Any inhabitants of the construction site will have a very bad day as their entire existence is transformed to matter to make way for the cluster's new home. Hitchhiker's Guide To The Galaxy got this one right.

Neighboring clusters of the new site will find their gravitational situation suddenly and extremely altered. Not so much that an individual planet, solar system, or even galaxy would much notice, but the stellar evolution of the nearby volume of space will be altered. Not to mention the same for the original site now devoid of 2x1044 mass.

Hopefully the beam won't drag too much matter along with it. Would be a shame if it slammed into your cluster's new home, or their neighbors.

• The scanning step also assumes that you are able to measure the quantum fields(?) of the atoms inside a single living being from very far away, and recreate them exactly, lest said living being becomes rather upset.
– user
Feb 2, 2016 at 14:51
• @MichaelKjörling Nobody said what the resolution had to be. :) Yeah, I'm hand waving all that. Feb 2, 2016 at 20:12

Can this feat be performed without invoking magic? Yes and no.
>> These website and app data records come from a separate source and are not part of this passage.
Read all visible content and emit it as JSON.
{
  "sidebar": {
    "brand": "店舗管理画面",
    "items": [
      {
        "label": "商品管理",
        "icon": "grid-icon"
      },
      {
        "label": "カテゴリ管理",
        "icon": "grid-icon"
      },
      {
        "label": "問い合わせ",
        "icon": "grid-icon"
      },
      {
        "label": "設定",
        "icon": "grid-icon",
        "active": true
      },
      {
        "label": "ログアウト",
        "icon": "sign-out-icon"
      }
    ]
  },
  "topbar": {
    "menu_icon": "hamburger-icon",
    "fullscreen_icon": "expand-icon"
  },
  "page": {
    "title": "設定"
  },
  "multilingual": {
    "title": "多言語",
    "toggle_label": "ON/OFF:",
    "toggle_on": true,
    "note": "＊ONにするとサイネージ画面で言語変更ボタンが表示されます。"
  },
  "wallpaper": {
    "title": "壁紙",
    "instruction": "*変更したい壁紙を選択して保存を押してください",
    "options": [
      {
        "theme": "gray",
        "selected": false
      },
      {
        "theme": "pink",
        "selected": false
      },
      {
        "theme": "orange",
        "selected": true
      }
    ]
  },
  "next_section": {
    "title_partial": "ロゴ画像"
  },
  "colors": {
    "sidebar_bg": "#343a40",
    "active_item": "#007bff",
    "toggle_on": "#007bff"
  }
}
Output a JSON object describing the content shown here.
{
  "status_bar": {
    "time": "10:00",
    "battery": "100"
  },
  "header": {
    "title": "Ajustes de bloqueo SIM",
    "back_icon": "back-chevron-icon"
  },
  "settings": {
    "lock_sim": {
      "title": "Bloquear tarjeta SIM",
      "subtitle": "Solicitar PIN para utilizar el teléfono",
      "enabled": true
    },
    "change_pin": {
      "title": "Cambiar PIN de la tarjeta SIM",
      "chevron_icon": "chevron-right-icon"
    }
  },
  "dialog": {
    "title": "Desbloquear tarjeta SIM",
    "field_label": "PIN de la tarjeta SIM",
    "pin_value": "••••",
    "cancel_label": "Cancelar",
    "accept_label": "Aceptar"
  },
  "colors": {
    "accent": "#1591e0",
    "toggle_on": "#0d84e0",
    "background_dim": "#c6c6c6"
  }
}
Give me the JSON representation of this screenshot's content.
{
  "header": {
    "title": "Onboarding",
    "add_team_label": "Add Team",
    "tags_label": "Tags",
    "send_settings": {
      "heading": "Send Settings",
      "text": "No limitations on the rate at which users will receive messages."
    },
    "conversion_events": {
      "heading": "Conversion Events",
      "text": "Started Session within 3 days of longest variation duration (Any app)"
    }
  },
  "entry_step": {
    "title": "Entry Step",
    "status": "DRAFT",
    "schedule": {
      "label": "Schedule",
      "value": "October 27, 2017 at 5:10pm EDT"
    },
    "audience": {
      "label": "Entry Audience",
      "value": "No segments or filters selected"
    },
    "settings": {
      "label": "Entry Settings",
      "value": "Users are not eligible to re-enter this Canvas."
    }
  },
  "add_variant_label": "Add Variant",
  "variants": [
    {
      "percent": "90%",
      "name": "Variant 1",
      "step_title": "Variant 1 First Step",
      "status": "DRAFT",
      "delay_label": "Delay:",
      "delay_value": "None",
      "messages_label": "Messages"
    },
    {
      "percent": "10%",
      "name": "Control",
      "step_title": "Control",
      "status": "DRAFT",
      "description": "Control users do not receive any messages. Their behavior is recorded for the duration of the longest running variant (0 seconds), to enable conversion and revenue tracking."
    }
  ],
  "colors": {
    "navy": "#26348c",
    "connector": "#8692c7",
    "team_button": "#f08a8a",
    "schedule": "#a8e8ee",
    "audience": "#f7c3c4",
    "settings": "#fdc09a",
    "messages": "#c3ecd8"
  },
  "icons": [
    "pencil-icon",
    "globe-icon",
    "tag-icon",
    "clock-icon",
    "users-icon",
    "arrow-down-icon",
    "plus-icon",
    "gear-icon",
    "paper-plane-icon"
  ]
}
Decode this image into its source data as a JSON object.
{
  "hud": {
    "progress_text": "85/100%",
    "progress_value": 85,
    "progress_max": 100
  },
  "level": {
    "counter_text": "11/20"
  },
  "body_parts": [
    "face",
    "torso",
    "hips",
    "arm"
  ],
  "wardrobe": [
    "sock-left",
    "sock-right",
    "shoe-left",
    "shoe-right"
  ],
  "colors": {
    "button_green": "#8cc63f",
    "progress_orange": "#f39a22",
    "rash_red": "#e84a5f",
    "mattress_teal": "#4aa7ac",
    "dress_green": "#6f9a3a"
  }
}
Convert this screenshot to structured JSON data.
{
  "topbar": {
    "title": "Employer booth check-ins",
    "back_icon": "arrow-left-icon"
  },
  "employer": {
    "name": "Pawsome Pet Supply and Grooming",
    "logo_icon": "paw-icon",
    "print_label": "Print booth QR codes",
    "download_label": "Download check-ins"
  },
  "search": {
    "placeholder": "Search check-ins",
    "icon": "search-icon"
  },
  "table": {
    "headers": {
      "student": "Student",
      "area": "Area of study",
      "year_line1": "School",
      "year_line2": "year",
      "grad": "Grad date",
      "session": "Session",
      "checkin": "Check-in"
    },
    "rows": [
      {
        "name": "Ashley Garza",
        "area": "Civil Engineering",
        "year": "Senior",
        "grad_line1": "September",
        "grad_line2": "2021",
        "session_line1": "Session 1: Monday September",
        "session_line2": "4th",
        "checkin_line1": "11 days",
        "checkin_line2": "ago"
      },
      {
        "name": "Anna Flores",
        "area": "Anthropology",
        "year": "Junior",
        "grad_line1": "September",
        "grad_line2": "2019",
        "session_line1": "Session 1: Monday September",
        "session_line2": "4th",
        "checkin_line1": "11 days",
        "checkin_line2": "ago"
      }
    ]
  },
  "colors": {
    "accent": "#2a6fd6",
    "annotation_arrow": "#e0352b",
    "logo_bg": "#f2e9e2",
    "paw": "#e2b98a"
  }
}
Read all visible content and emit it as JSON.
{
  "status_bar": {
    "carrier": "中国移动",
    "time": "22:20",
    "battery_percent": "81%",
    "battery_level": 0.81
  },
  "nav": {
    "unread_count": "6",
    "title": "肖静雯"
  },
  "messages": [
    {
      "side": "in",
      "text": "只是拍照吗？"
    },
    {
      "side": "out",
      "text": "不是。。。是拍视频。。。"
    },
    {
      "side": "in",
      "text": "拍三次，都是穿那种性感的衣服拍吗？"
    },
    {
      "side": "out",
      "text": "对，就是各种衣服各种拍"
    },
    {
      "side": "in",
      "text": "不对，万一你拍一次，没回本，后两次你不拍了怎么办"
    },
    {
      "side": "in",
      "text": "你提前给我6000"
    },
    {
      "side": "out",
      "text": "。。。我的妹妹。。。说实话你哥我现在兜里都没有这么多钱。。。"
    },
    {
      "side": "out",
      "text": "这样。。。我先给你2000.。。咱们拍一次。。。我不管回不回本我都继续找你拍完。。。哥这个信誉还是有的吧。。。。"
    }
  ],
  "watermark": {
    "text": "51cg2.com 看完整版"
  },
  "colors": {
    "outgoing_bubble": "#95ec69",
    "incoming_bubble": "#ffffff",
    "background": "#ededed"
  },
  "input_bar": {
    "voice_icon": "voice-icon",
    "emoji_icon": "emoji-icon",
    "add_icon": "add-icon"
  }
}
Sufficiently Advanced Technology is Indistinguishable from Magic:

If you showed a demonstration of Quantum Levitation to a medieval human, they would probably conclude that it was magic because they have no frame of reference for how such a thing could be possible within the realm of physical law.

Except the alien's feat from the question amplifies the problem incalculably: a medieval human is still human, and possessed of roughly equivalent intelligence to a modern human--lacking only education and experience.

Conversely, the aliens may be able to individually comprehend principles beyond even the cumulative capabilities of all humans throughout history.

So instantly moving an entire galaxy would appear to be magical to most modern humans. But, if the aliens wanted to demonstrate their technical prowess, rather than claim any kind of supernatural ability, then they've got two avenues:

1. They have power to spare: Moving that much matte would be incomprehensibly costly, especially if a "brute force" method is used (ie, scanning, destroying, and re-creating every particle in the entire galaxy). The aliens could explain that their energy generation technology has advanced to the point where virtually any task is possible.

2. Size matters not: Alternatively, the aliens could demonstrate that their understanding of physics is so great, that they can essentially "edit the source code" of reality. In such a situation, moving a galaxy would be as trivial as moving a blade of grass.

The crucial aspect of the demonstration: If the aliens moved the entire Milky Way so far away that Earth could see no stars outside the galaxy, they would have to omit one crucial thing: light.

If the aliens did the galactic equivalent of a "drag and drop" on the entire galaxy, and included all the light that was present at the time, then people on Earth wouldn't notice a difference for hundreds of thousands of years; they'd need to wait until light (or the lack thereof) from outside the galaxy reached Earth.

However, if the aliens filter out all light when they perform the teleportation (which would be doable if they used the "source code" method above), then they'd get one hell of a demonstration. From the perspective of people on Earth, the sky would go black (light generated from terrestrial sources would return too quickly for anyone to see the interruption)...and the Sun would appear after about five minutes, when its light reached Earth.

The night sky would be utterly devoid of stars for four years, until Alpha Centauri would "appear" as its light reached Earth. Over the years, more and more stars would appear to "wink on" as their light reached us.

That would probably be a pretty effective demonstration of technological might.

The same demonstration could be achieved without such might. Surround the earth with foil to block out all the light, then go around cutting holes in it or turning on the lights. Same effect with much less effort.

• Hi, Donald, welcome to Worldbuilding! I really don't see how this would accomplish anything like the teleportation described in the question. Can you edit in more information? Thanks. Feb 7, 2016 at 18:51